A folder contains the platformio.ini:

[platformio]
; redirect src/ dir from "src/" to "here"
src_dir = .

[env:uno]
platform = atmelavr
board = uno
framework = arduino

and a main.ino file

void setup() { pinMode(LED_BUILTIN, OUTPUT); }
void loop() {
  digitalWrite(LED_BUILTIN, LOW);
  delay(500);
  digitalWrite(LED_BUILTIN, HIGH);
  delay(500);
}

Such a project folder can used directly using the command line

>pio run
Processing uno (platform: atmelavr; board: uno; framework: arduino)
--------------------------------------------------------------------------------------------------------------------------------------------------------------------------------------------------------------------------------------------
Verbose mode can be enabled via `-v, --verbose` option
CONFIGURATION: https://docs.platformio.org/page/boards/atmelavr/uno.html
PLATFORM: Atmel AVR (3.0.0) > Arduino Uno
HARDWARE: ATMEGA328P 16MHz, 2KB RAM, 31.50KB Flash
DEBUG: Current (avr-stub) On-board (avr-stub, simavr)
PACKAGES:
 - framework-arduino-avr 5.1.0
 - toolchain-atmelavr 1.50400.190710 (5.4.0)
Converting main.ino
LDF: Library Dependency Finder -> http://bit.ly/configure-pio-ldf
LDF Modes: Finder ~ chain, Compatibility ~ soft
Found 5 compatible libraries
Scanning dependencies...
No dependencies
Building in release mode
Compiling .pio\build\uno\src\main.ino.cpp.o
[..]
Linking .pio\build\uno\firmware.elf
Building .pio\build\uno\firmware.hex
Checking size .pio\build\uno\firmware.elf
Advanced Memory Usage is available via "PlatformIO Home > Project Inspect"
RAM:   [          ]   0.4% (used 9 bytes from 2048 bytes)
Flash: [          ]   2.9% (used 930 bytes from 32256 bytes)
============================ [SUCCESS] Took 1.88 seconds ============================

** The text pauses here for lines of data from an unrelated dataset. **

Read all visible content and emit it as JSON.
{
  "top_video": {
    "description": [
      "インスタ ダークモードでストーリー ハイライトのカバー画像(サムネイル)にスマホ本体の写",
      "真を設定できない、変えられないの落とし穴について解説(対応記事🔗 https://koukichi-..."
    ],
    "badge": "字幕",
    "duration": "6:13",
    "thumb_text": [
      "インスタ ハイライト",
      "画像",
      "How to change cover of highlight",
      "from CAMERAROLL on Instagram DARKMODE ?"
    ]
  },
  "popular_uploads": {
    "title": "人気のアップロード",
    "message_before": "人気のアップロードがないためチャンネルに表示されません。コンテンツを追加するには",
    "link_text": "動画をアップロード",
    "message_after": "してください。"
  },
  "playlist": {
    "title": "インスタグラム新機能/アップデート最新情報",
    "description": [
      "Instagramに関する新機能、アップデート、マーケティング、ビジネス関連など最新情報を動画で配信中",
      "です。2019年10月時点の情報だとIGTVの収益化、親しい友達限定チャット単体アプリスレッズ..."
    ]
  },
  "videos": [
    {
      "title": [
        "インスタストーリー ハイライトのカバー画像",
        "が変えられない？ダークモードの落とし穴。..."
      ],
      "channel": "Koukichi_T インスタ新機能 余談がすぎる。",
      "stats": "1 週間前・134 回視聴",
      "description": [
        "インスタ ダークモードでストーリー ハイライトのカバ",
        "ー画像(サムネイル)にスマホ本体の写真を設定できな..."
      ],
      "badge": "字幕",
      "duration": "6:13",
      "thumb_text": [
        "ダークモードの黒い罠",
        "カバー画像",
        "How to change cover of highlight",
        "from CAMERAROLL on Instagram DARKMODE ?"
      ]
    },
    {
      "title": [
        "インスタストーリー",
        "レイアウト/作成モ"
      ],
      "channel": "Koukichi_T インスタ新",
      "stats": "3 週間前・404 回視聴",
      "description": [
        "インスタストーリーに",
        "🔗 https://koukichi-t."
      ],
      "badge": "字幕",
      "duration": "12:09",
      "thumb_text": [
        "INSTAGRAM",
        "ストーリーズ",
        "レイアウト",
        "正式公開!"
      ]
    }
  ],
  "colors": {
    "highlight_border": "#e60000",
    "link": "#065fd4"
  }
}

And can be imported into VSCode using the “Open Project” button (not Import Arduino Project! This is a valid PlatformIO project already since it has a platformio.ini) and be edited normally.

Note though that for editing code in a sensible way, the file extension should be .cpp and not .ino, since the Microsoft C++ Intellisense extension only works on cpp files. Also note conversion rules.

Thus you could e.g. add a plaformio.ini of the style above in your sketch folder and treat is a PlatformIO project with just a modified folder structure.

For ease of development and separation of things (e.g. includes from source files, and project source code from library source code), the normal structure should be preferred though.

thanks very much for replies, it’s all very helpful. I’ll probably stick with the platformio structure on reflection. I can work on moving the git repo to the new locations
Paul

Hello again,

I’ve imported two arduino projects, one is an Azimuth Encoder and the other is a Command Processor.

The system names the projects in the following fashion:

Projects\210111-200207-megaatmega2560

and the name above describes my command processor project .

This naming doesn’t really describe the project in a meaningful way, so can I change the project name ? (preferably at import time as I have a few to import).

thanks
Paul

The project name is just the folder name. Can be abitrary.

In VSCode, you can right-click on the folder and select “Reveal in explorer”. Then in VSCode you should right-click on the folder again to “Remove folder from workspace”. Then go ahead and rename the folder, then use PIO home with the “Open Project” button to import the folder again.

(That procedure because with VSCode open you can’t just rename the folder directly because files are opened in there – also PIO will look for this folder after restart and get a little confused if it suddenly isn’t there anymore, so a clean unload-reload is good)

There’s no such setting sadly. I’ve opened https://github.com/platformio/platformio-vscode-ide/issues/2306 for that.

Thanks, I closed vsscode, renamed the project folder name to ‘Command Processor’ and I can now open the project folder from platformio ‘open platformio project’. Brill.

Paul

I was unable to find my project until I found out that I can right click the tab of the file and select Reveal in folder and I found that is saving my projects in Onedrive.
Kim